Component data from apps and pages:
_ _ _ _ _
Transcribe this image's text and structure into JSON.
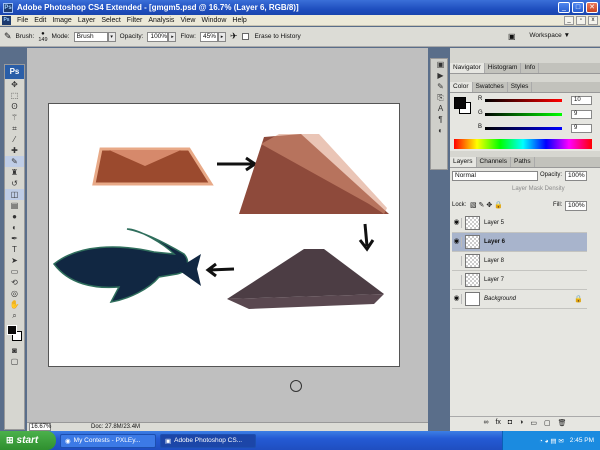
{
  "window": {
    "title": "Adobe Photoshop CS4 Extended - [gmgm5.psd @ 16.7% (Layer 6, RGB/8)]"
  },
  "menu": {
    "items": [
      "File",
      "Edit",
      "Image",
      "Layer",
      "Select",
      "Filter",
      "Analysis",
      "View",
      "Window",
      "Help"
    ]
  },
  "options": {
    "brush_label": "Brush:",
    "brush_size": "149",
    "mode_label": "Mode:",
    "mode_value": "Brush",
    "opacity_label": "Opacity:",
    "opacity_value": "100%",
    "flow_label": "Flow:",
    "flow_value": "45%",
    "erase_history_label": "Erase to History",
    "workspace_label": "Workspace"
  },
  "status": {
    "zoom": "16.67%",
    "doc": "Doc: 27.8M/23.4M"
  },
  "panels": {
    "navigator_tabs": [
      "Navigator",
      "Histogram",
      "Info"
    ],
    "color_tabs": [
      "Color",
      "Swatches",
      "Styles"
    ],
    "color": {
      "r_label": "R",
      "g_label": "G",
      "b_label": "B",
      "r": "10",
      "g": "9",
      "b": "9"
    },
    "layers_tabs": [
      "Layers",
      "Channels",
      "Paths"
    ],
    "blend_mode": "Normal",
    "opacity_label": "Opacity:",
    "opacity": "100%",
    "mask_density_label": "Layer Mask Density",
    "lock_label": "Lock:",
    "fill_label": "Fill:",
    "fill": "100%",
    "layers": [
      {
        "name": "Layer 5",
        "visible": true,
        "selected": false
      },
      {
        "name": "Layer 6",
        "visible": true,
        "selected": true
      },
      {
        "name": "Layer 8",
        "visible": false,
        "selected": false
      },
      {
        "name": "Layer 7",
        "visible": false,
        "selected": false
      },
      {
        "name": "Background",
        "visible": true,
        "selected": false
      }
    ]
  },
  "taskbar": {
    "start_label": "start",
    "items": [
      "My Contests - PXLEy...",
      "Adobe Photoshop CS..."
    ],
    "clock": "2:45 PM"
  },
  "colors": {
    "foreground": "#0a0909",
    "background": "#ffffff",
    "selection": "#a8b4cc"
  },
  "icons": [
    "brush-tool-icon",
    "move-tool-icon",
    "marquee-tool-icon",
    "lasso-tool-icon",
    "wand-tool-icon",
    "crop-tool-icon",
    "eyedropper-tool-icon",
    "healing-tool-icon",
    "brush-icon",
    "stamp-tool-icon",
    "history-brush-icon",
    "eraser-tool-icon",
    "gradient-tool-icon",
    "blur-tool-icon",
    "dodge-tool-icon",
    "pen-tool-icon",
    "type-tool-icon",
    "path-select-icon",
    "shape-tool-icon",
    "3d-rotate-icon",
    "hand-tool-icon",
    "zoom-tool-icon",
    "eye-icon",
    "lock-icon",
    "link-icon",
    "fx-icon",
    "mask-icon",
    "new-layer-icon",
    "trash-icon"
  ]
}
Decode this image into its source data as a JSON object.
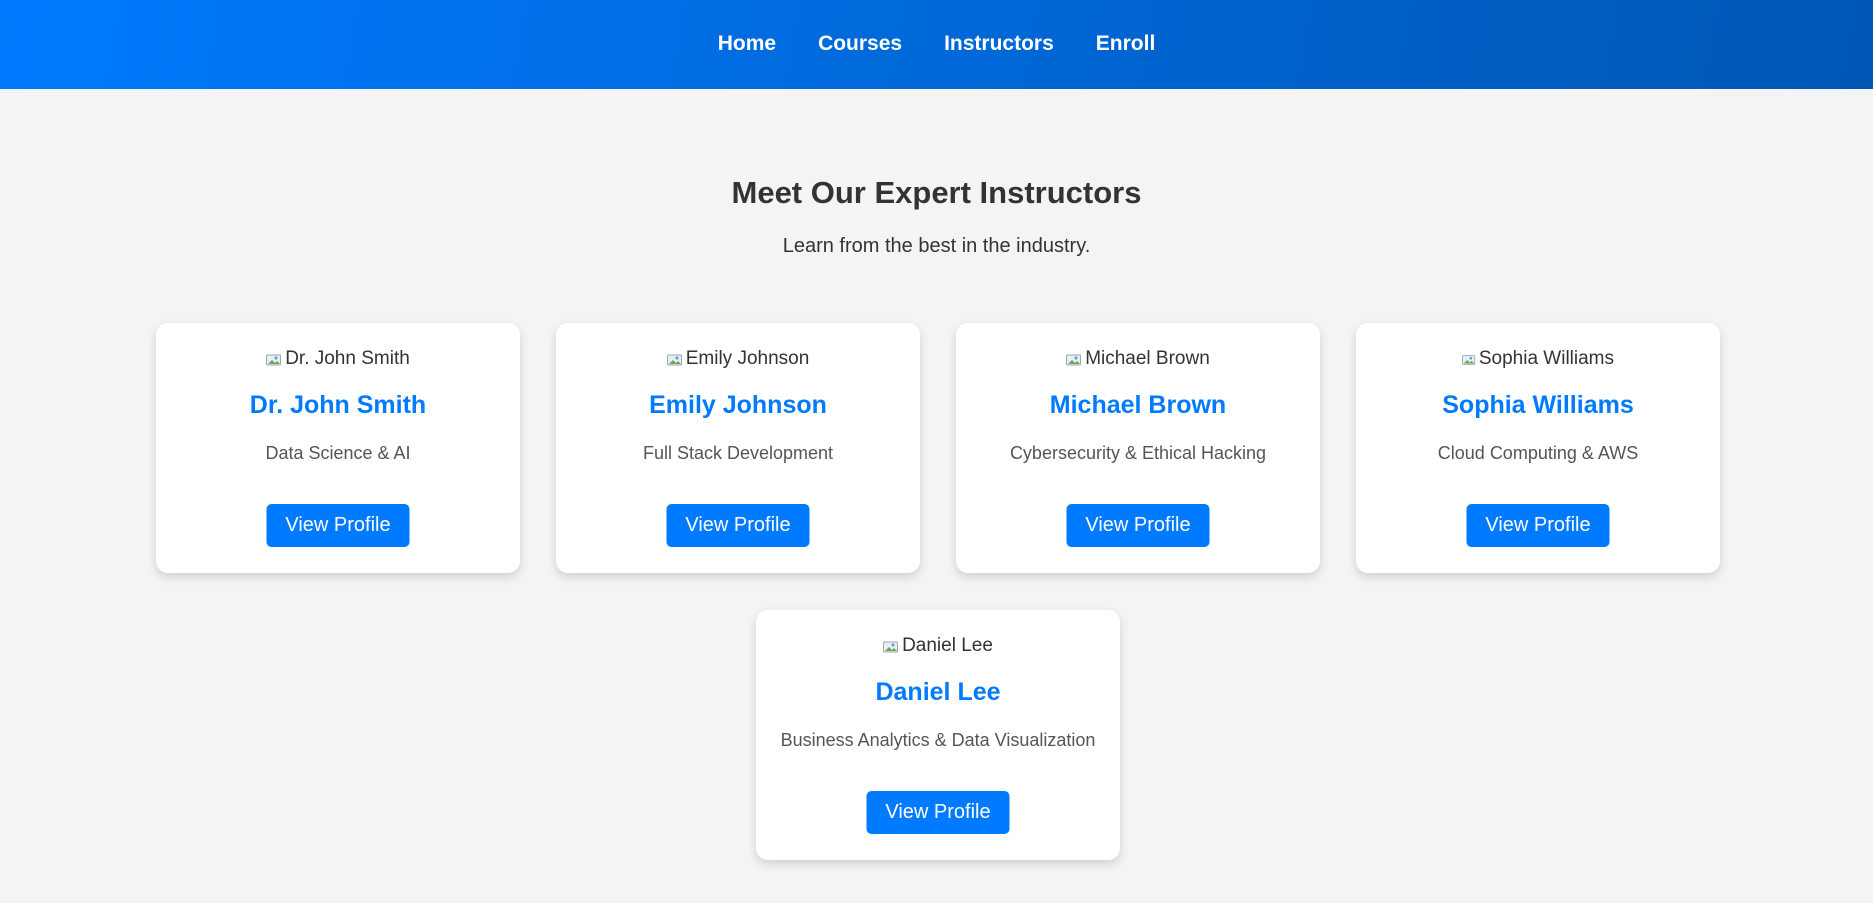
{
  "nav": {
    "items": [
      {
        "label": "Home"
      },
      {
        "label": "Courses"
      },
      {
        "label": "Instructors"
      },
      {
        "label": "Enroll"
      }
    ]
  },
  "hero": {
    "title": "Meet Our Expert Instructors",
    "subtitle": "Learn from the best in the industry."
  },
  "instructors": [
    {
      "photo_alt": "Dr. John Smith",
      "name": "Dr. John Smith",
      "specialty": "Data Science & AI",
      "button": "View Profile"
    },
    {
      "photo_alt": "Emily Johnson",
      "name": "Emily Johnson",
      "specialty": "Full Stack Development",
      "button": "View Profile"
    },
    {
      "photo_alt": "Michael Brown",
      "name": "Michael Brown",
      "specialty": "Cybersecurity & Ethical Hacking",
      "button": "View Profile"
    },
    {
      "photo_alt": "Sophia Williams",
      "name": "Sophia Williams",
      "specialty": "Cloud Computing & AWS",
      "button": "View Profile"
    },
    {
      "photo_alt": "Daniel Lee",
      "name": "Daniel Lee",
      "specialty": "Business Analytics & Data Visualization",
      "button": "View Profile"
    }
  ],
  "colors": {
    "accent": "#007bff",
    "accent_dark": "#0056b3",
    "background": "#f4f4f4"
  },
  "icons": {
    "photo_placeholder": "broken-image-icon"
  }
}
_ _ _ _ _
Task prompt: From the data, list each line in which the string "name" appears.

Expected output:
        "name": "Layer 5",
        "name": "Layer 6",
        "name": "Layer 8",
        "name": "Layer 7",
        "name": "Background",
      "name": "Dr. John Smith",
      "name": "Emily Johnson",
      "name": "Michael Brown",
      "name": "Sophia Williams",
      "name": "Daniel Lee",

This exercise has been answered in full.